Eager to get a drink from my pack, I closed my mouth around my hydration tube and sucked…but nothing came. I looked at the line. It had frozen solid! Drinking would have to wait. We threw our packs on and started up the last few switchbacks to Trail Crest, the pass over Whitney that marked the beginning of a long, steep downward hike toward Whitney Portal.
The sun was fully up by the time we passed Trail Crest and we were fully warmed up. Then the downhill switchbacks began. I didn’t even try to count how many there were. The descent off Whitney to the south is a steep affair. The trail itself is engineered onto the side of the mountain, held up by retaining walls made from the rocks of the mountain itself.
Down at the Whitney Trail Camp, we passed another tent city of people who came at the mountain from this direction.

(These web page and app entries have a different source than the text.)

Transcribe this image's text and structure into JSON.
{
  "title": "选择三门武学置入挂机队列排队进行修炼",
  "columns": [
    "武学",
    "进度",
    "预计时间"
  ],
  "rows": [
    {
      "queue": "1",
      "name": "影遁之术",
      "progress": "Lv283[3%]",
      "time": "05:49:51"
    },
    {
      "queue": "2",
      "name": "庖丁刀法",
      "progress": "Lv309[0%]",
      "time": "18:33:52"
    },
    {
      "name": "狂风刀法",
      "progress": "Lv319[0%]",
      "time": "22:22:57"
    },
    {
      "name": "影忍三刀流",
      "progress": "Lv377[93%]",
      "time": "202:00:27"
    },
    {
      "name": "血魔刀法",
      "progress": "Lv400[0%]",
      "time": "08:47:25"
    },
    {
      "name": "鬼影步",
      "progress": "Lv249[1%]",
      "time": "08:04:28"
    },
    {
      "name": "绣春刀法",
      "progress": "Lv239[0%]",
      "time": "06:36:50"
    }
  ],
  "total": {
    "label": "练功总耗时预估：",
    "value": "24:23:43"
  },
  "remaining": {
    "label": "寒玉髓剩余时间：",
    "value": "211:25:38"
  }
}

After getting to the bottom, hours later, I would wonder who in their right mind would ever approach Whitney from this side. I felt like the lazy one saying that if I were to do it again, I’d happily walk from Yosemite rather than climbing the endless ascent from Whitney Portal!
The rest of the way down was scenic, but anticlimactic. It was a long, slow, steep descent with almost no flat sections. We were walking off the side of a mountain, after all. A few miles from the trailhead, we met Vanessa, a hiker who’d done an overnight at Lone Pine lake. When she found out we were finishing the JMT and would be needing a ride into Lone Pine she eagerly offered to drive us. And I’d thought we’d be hitching for a while before someone agreed to stop to pick up two scraggly, trail-worn men!

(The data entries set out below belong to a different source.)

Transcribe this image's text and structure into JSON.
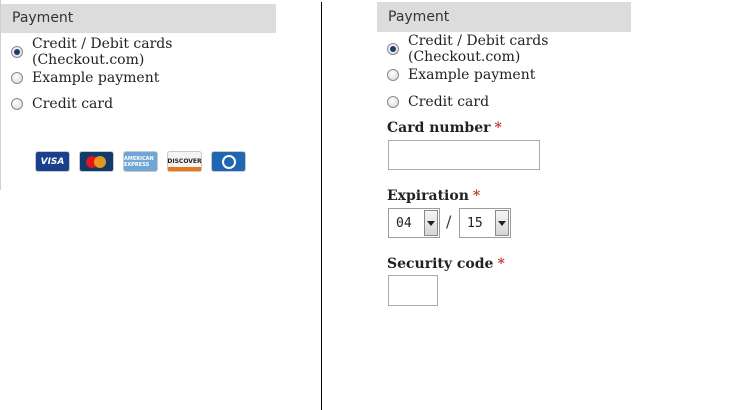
{
  "left_panel": {
    "header": "Payment",
    "options": [
      {
        "label": "Credit / Debit cards (Checkout.com)",
        "checked": true
      },
      {
        "label": "Example payment",
        "checked": false
      },
      {
        "label": "Credit card",
        "checked": false
      }
    ],
    "card_logos": [
      {
        "name": "visa-logo",
        "text": "VISA"
      },
      {
        "name": "mastercard-logo",
        "text": ""
      },
      {
        "name": "amex-logo",
        "text": "AMERICAN EXPRESS"
      },
      {
        "name": "discover-logo",
        "text": "DISCOVER"
      },
      {
        "name": "diners-logo",
        "text": ""
      }
    ]
  },
  "right_panel": {
    "header": "Payment",
    "options": [
      {
        "label": "Credit / Debit cards (Checkout.com)",
        "checked": true
      },
      {
        "label": "Example payment",
        "checked": false
      },
      {
        "label": "Credit card",
        "checked": false
      }
    ],
    "card_number_label": "Card number",
    "expiration_label": "Expiration",
    "security_code_label": "Security code",
    "required_mark": "*",
    "expiration_month": "04",
    "expiration_separator": "/",
    "expiration_year": "15"
  },
  "colors": {
    "header_bg": "#dcdcdc",
    "required": "#c0392b",
    "radio_checked": "#1d3d6e"
  }
}
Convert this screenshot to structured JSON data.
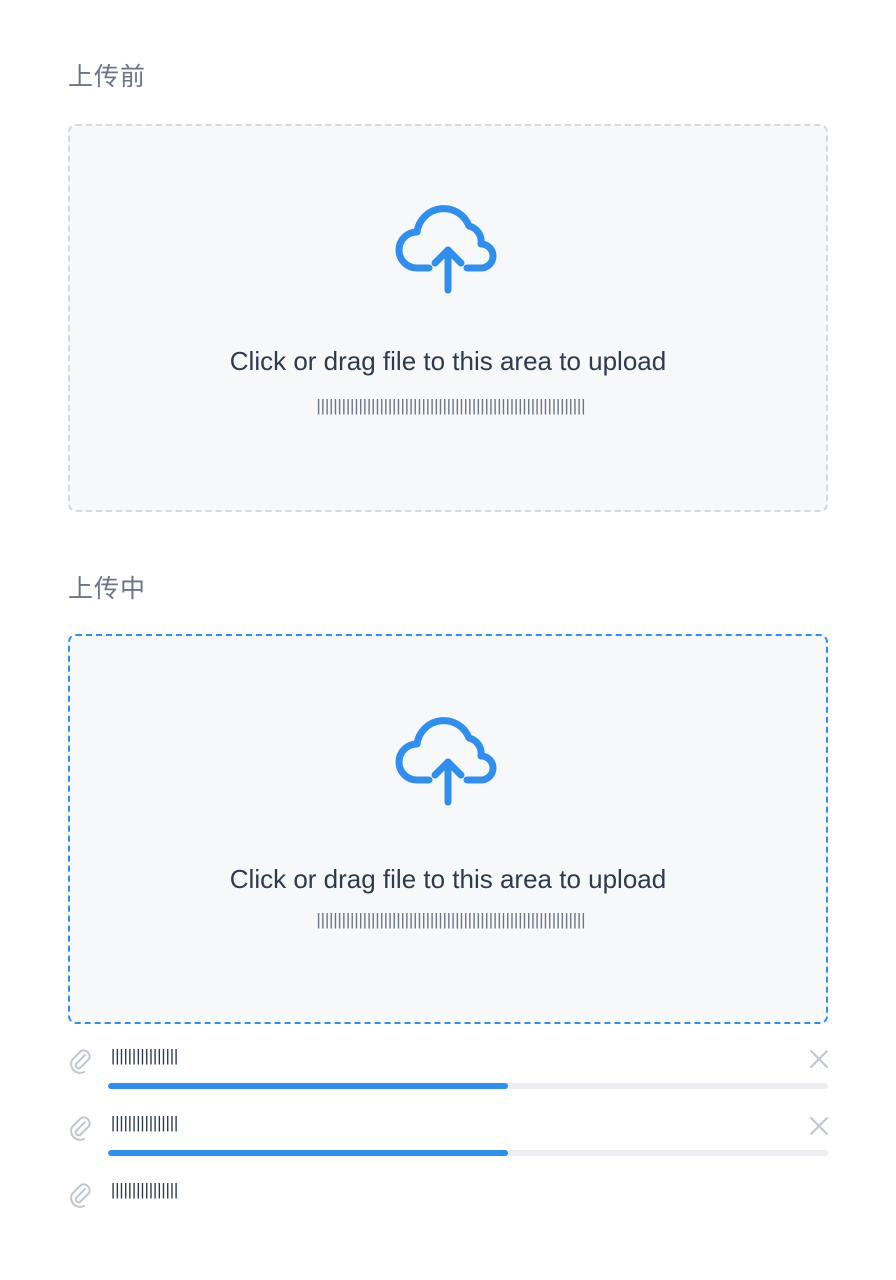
{
  "sections": [
    {
      "title": "上传前",
      "state": "idle",
      "dropzone": {
        "icon": "cloud-upload-icon",
        "text": "Click or drag file to this area to upload",
        "hint": "||||||||||||||||||||||||||||||||||||||||||||||||||||||||||||||||"
      }
    },
    {
      "title": "上传中",
      "state": "uploading",
      "dropzone": {
        "icon": "cloud-upload-icon",
        "text": "Click or drag file to this area to upload",
        "hint": "||||||||||||||||||||||||||||||||||||||||||||||||||||||||||||||||"
      }
    }
  ],
  "files": [
    {
      "name": "||||||||||||||||",
      "icon": "paperclip-icon",
      "progress": 0.555,
      "removable": true
    },
    {
      "name": "||||||||||||||||",
      "icon": "paperclip-icon",
      "progress": 0.555,
      "removable": true
    },
    {
      "name": "||||||||||||||||",
      "icon": "paperclip-icon",
      "removable": false
    }
  ],
  "colors": {
    "accent": "#2f8fee",
    "text": "#2e3a4e",
    "muted": "#6b7587",
    "border_idle": "#d6d9de",
    "dropzone_bg": "#f7f8fa",
    "track": "#eceef2"
  }
}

By 11:00am, we’d reached the trailhead and Whitney Portal. In exchange for a soda, Vanessa was kind enough to let us stop at the store and get some food and drinks before we left. We each ordered french fries and helped ourselves to the 18″ diameter pancake sitting on the counter next to the sign that read “Free Pancake!” Outside, we ended up running into Brian at the picnic tables devouring a burger. We sat with him and talked about the freezing cold summit and the endless descent and the delicious french fries, an order of which, it turns out, is an entire plateful.
Sated and ready to go, we said goodbye to our trail buddy, Brian. He almost hitched a ride with us, but decided it was better to stay at the Portal. His dad was coming to pick him up eventually, but the only way Brian could contact him was via email; he doesn’t have a phone. Later, by the pool of our hotel, we hoped that they’d been able to meet up.
We collected Vanessa, and she drove us away from the trailhead, away from Mt Whitney, away from the John Muir Trail and toward the quirky, desert town of Lone Pine where we’d spend the next two days waiting for the first bus back to Reno.
It was an amazing trip. In 13 days, we hiked 212 miles of the high Sierra through some of the most beautiful scenery in the world. We conquered high mountain passes. We forged icy rivers and hopped countless creeks. We endured rain, hail, lightning and snow. We bathed in chilly, snowmelt fed lakes. We passed through wooded valleys and scree covered mountains. We traversed national parks, national forests, and national wildernesses. We climbed over 42,000 feet. We summited the highest peak in the lower 48. We thru-hiked the John Muir Trail.